* _EXERCISE OBJECTIVE_
Single out the lines of the material that contain "this" and copy them.

* _EXTRACTED INFORMATION_
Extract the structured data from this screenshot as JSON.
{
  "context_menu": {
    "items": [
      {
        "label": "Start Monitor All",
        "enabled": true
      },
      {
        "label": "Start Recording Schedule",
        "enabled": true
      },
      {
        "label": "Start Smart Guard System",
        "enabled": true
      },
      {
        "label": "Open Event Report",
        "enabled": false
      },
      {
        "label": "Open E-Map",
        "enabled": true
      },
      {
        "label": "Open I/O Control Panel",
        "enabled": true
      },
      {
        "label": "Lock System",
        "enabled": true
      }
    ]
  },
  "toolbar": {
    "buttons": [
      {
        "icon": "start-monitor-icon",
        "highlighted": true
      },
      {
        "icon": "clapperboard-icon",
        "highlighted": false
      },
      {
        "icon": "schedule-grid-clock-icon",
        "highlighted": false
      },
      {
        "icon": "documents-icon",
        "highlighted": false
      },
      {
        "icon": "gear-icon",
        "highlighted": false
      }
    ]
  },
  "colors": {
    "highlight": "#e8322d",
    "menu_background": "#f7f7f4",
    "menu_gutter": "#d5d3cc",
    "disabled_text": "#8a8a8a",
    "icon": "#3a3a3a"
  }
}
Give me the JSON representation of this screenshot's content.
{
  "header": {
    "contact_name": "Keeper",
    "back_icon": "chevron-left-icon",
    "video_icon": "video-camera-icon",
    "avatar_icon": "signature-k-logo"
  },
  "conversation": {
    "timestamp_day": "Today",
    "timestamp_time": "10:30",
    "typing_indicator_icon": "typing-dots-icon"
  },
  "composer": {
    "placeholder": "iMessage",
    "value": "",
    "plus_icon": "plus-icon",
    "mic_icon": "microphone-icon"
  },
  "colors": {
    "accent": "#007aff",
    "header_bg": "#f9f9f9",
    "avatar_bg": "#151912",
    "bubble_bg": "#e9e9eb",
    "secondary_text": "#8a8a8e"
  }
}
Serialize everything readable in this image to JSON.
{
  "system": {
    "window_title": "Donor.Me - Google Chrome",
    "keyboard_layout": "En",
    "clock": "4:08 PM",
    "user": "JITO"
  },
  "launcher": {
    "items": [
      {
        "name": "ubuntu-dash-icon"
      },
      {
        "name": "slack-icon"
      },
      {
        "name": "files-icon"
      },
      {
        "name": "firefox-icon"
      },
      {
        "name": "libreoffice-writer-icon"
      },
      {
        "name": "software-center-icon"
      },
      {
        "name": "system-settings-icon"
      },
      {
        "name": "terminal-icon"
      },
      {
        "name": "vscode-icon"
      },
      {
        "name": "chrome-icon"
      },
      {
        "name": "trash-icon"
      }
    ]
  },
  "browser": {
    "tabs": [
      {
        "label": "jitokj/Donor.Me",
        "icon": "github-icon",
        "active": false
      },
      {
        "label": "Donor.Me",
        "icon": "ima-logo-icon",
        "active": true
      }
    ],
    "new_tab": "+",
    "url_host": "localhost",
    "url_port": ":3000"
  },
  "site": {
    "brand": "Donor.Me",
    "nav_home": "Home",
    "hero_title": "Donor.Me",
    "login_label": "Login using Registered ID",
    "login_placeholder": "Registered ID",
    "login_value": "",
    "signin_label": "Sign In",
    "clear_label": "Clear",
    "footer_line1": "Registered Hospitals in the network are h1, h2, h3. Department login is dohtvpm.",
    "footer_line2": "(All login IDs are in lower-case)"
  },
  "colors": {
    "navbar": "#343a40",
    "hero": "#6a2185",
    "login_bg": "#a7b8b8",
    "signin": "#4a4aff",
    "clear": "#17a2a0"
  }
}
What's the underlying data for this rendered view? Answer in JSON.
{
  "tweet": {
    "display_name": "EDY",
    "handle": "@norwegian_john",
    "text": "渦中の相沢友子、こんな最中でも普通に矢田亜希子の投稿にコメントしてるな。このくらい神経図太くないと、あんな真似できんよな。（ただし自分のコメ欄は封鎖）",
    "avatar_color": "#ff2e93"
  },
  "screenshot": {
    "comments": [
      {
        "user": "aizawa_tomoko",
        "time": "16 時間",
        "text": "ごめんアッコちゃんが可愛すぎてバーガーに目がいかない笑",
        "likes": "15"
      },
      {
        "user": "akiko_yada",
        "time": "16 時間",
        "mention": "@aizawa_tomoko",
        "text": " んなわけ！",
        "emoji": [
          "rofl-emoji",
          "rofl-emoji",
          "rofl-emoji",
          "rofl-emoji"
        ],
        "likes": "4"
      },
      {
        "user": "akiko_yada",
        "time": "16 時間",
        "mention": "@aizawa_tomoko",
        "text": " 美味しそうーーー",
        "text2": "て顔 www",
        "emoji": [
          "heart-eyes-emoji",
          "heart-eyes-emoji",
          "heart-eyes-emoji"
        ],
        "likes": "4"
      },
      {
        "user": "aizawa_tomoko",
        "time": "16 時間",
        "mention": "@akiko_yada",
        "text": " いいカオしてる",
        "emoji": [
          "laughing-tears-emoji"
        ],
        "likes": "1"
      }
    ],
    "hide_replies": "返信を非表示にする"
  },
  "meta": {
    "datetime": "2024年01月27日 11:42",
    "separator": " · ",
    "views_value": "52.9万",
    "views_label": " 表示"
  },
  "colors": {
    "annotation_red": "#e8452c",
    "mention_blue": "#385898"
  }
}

* _EXERCISE ANSWER_
Extract the structured data from this screenshot as JSON.
Give me the JSON representation of this screenshot's content.
Serialize everything readable in this image to JSON.
What's the underlying data for this rendered view? Answer in JSON.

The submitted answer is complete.